On May 17th, the Asset Building Program hosted author and historian Louis Hyman to discuss his new book Borrow: The American Way of Debt. Janis Bowdler from the Wealth Building Policy Project at the National Council of La Raza contributed her take on the book and Reid Cramer moderated the discussion.
Louis Hyman began by identifying commonalities between economic conditions in the 1920s and the mid-2000s. He noted that rising economic inequality and a surge in the creation of credit products accompanied both time periods. As a historian, Hyman seeks to challenge popular narratives of history: for example, he pokes holes in the idea that people in the early part of the twentieth century were not borrowing and utilizing credit. In fact, Hyman noted, the “new” products in the market that did so much damage in the 2000s were in many cases revived versions of products that had debuted in the 1920s. Hyman argues that these products became the foundation of the new economy and contributed to a system-wide shift in risk. Hyman used a graph of wages and GDP over the twentieth century to illustrate another key point: namely, that the rise in credit since the 1960s has served as a substitute for stagnant wages. GDP continued to rise but average wages have not kept pace. He explains this trend both in its economic and cultural implications. The decline in a manufacturing economy combined with a broad cultural acceptance for credit created a system that was highly reliant on the creation of new credit products. Lending, he argues, has become disconnected from the concept of investment. Why, he wonders, is lending to consumers a more popular and lucrative business opportunity than lending to businesses?

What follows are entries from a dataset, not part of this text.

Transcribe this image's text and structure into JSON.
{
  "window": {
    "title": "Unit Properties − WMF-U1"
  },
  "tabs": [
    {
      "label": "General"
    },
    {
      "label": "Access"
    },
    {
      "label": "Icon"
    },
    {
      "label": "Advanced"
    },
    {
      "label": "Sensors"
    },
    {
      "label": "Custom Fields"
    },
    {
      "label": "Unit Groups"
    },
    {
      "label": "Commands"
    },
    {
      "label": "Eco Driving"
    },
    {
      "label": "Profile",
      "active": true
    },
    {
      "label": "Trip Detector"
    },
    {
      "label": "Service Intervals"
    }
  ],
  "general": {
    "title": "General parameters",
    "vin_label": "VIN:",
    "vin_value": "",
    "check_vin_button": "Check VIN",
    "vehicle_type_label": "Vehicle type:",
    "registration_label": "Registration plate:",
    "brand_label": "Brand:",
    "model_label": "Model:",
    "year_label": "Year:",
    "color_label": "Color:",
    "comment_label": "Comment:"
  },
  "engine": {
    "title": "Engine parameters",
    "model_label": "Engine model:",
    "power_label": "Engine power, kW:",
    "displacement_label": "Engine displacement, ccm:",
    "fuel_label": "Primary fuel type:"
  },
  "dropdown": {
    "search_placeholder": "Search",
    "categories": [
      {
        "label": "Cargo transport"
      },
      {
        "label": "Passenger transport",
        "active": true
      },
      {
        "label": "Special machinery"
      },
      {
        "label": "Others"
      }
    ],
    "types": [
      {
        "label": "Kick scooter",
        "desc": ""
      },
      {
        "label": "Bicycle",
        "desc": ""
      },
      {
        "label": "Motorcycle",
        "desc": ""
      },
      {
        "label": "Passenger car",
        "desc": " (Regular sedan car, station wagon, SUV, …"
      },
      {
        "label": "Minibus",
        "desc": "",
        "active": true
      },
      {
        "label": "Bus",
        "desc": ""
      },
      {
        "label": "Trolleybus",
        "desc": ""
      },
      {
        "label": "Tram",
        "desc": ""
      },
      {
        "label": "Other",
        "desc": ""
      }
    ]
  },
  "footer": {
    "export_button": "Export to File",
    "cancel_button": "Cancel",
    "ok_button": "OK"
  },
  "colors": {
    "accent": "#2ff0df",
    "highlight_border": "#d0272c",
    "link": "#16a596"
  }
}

Janis Bowdler argued that despite economists’ insistence, markets are not value-neutral. Instead, she points out that markets seek out the weakest link in a system and exploit vulnerabilities for profit. She also stressed that credit markets have not been experienced equally by all Americans. Americans of color and low-income people were excluded from credit opportunities for decades. In recent years, access to credit is more wide-spread but the quality of credit options remains uneven. The rise in subprime lending and racially discriminatory lending (the source of the recent $25 billion mortgage settlement) are evidence of this pattern. Bowdler remarks that as the United States shifts to a “majority-minority” nation (namely, one where people of color, not whites, are the majority) the ramifications of a “financial underclass” will be all the more pronounced. She makes the case that we must address a two-tiered credit system in order to prosper as a unified country. Bowdler also makes the case for humanizing the consumers involved in credit markets. While popular media may posit people in debt as irresponsible, most are struggling to meet basic needs and using credit is their only way to subsist in the short term. Last, she looks to define the dimensions of “good lending.” Bowdler worries that while we see examples of socially responsible lending at the micro level we have yet to see any scaled initiatives.
The question and answer session with the audience saw Hyman and Bowdler discussing the issue of financial regulation: who is best positioned to regulate the market? Both were in agreement that the consumer is frequently the least equipped to regulate markets and is therefore most vulnerable in these transactions. Audience members also pressed Hyman and Bowdler to reflect on the parallels between consumer debt and student loan debt, and more broadly on the relationship between individual debt and the national debt.